Interesting Facts About The Statue of Liberty
The Statue of Liberty (“Liberty Enlightening the World”) is a 225-ton, steel-reinforced copper female figure, 151 ft 1 in. (46.05 m) in height, facing the ocean from Liberty Island1 in New York Harbor. The right hand of the statue holds aloft a torch, and the left hand carries a tablet on which is inscribed: “July IV MDCCLXXVI.”
The statue was designed by Fredéric Auguste Bartholdi of Alsace as a gift to the United States from the people of France to memorialize the alliance of the two countries in the American Revolution and their abiding friendship. The people of France contributed the $250,000 cost.
At the wind speed of 50mph the Statue of Liberty sways 3 inches (7.62 cm). While the torch sways as much as 5 inches (12.7 cm) at the same wind speed.
There are 354 steps to the crown of the Statue of Liberty.
The fingernail of the statue weighs about 3.5 pounds (1.5 kg).
The Statue of Liberty, the most famous symbolic statue of a woman, was modeled after Marie Bartholdi, the sculptor's mother. The Statue of Liberty is tremendous! Her nose is four and a half feet long, and her mouth is three feet wide. Her waist measures 35 feet around.
The 150-foot pedestal was designed by Richard M. Hunt and built by Gen. Charles P. Stone, both Americans. It contains steel underpinnings designed by Alexander Eiffel of France to support the statue. The $270,000 cost was borne by popular subscription in this country. President Grover Cleveland accepted the statue for the United States on October the 28th, 1886.
The Statue of Liberty was designated a National Monument in 1924 and a World Heritage Site in 1984.
On Sept. 26, 1972, President Richard M. Nixon dedicated the American Museum of Immigration, housed in structural additions to the base of the statue. In 1984 scaffolding went up for a major restoration and the torch was extinguished on July 4. It was relit with much ceremony July 4, 1986, to mark its centennial.
On a tablet inside the pedestal is engraved the following sonnet, written by Emma Lazarus (1849–1887).
The statue's mouth is as wide as 0.91.
From the ground to the tip of the flame, the Statue is 305 feet 1 inch tall. This is approximately the same height as a 22-story building.
On July 30, 1916, the “Black Tom” explosion took place. Because of this act of sabotage, the torch was closed to the public.
The crown has been closed to the public since September 11, 2001. Because the Statue of Liberty is not a traditional building, evacuating people in the event of an emergency proved to be logistically impossible.
The Statue of Liberty’s official name is “Liberty Enlightening The World.”
The torch that Liberty holds today is not the original torch. The original has been on display in the lobby since it was removed in 1984. The replacement was added in 1986. The copper flame on the replacement torch was covered in 24K gold. This makes it highly reflective in the daytime sun. At night, 16 floodlights illuminate it.
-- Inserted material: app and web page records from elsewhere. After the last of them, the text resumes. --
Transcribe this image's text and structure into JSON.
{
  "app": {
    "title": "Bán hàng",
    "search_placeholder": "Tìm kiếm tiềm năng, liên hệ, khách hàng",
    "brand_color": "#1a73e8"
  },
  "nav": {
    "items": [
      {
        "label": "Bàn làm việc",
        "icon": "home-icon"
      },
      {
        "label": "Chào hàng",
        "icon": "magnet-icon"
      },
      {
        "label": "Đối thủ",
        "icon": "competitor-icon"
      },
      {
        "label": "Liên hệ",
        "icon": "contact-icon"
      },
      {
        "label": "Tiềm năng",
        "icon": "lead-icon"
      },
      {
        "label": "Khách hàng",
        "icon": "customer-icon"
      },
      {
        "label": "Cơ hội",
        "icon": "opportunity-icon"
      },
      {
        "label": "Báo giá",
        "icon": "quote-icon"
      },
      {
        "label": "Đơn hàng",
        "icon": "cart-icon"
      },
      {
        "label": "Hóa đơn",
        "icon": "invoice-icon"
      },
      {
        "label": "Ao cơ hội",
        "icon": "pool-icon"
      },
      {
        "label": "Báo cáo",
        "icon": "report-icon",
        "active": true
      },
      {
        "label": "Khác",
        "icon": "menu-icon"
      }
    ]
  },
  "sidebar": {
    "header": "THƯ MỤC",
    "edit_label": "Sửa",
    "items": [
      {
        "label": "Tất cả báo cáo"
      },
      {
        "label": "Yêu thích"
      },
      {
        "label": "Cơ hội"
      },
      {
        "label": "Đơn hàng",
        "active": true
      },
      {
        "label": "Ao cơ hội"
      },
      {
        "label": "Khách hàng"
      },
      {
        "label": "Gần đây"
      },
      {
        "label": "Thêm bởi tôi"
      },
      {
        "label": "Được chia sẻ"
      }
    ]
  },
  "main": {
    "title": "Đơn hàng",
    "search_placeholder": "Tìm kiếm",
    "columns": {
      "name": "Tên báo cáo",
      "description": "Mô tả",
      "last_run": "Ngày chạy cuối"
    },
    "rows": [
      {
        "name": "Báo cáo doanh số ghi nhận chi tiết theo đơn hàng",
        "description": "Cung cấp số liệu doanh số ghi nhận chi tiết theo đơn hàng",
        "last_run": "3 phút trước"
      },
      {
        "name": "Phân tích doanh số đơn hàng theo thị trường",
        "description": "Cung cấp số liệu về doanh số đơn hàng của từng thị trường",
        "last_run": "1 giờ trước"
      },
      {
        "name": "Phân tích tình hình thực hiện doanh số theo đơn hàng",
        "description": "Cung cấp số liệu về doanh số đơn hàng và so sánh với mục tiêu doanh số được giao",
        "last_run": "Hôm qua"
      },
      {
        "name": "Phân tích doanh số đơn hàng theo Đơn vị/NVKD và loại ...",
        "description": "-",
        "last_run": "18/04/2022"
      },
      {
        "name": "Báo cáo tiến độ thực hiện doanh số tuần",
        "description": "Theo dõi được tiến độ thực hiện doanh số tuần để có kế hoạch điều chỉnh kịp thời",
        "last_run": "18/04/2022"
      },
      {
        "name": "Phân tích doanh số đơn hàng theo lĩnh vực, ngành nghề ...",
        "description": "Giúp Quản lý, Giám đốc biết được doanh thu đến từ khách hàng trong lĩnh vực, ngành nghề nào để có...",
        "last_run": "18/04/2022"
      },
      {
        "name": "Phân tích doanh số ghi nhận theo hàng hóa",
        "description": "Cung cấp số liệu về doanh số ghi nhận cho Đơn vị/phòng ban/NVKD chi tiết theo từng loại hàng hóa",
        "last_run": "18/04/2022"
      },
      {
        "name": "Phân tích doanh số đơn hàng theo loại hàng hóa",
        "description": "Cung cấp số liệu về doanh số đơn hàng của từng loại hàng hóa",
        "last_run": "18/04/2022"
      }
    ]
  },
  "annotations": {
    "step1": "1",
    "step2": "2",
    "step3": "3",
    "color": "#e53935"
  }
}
The lady in the Statue of Liberty has a waist of 10.67m. Thats really fat!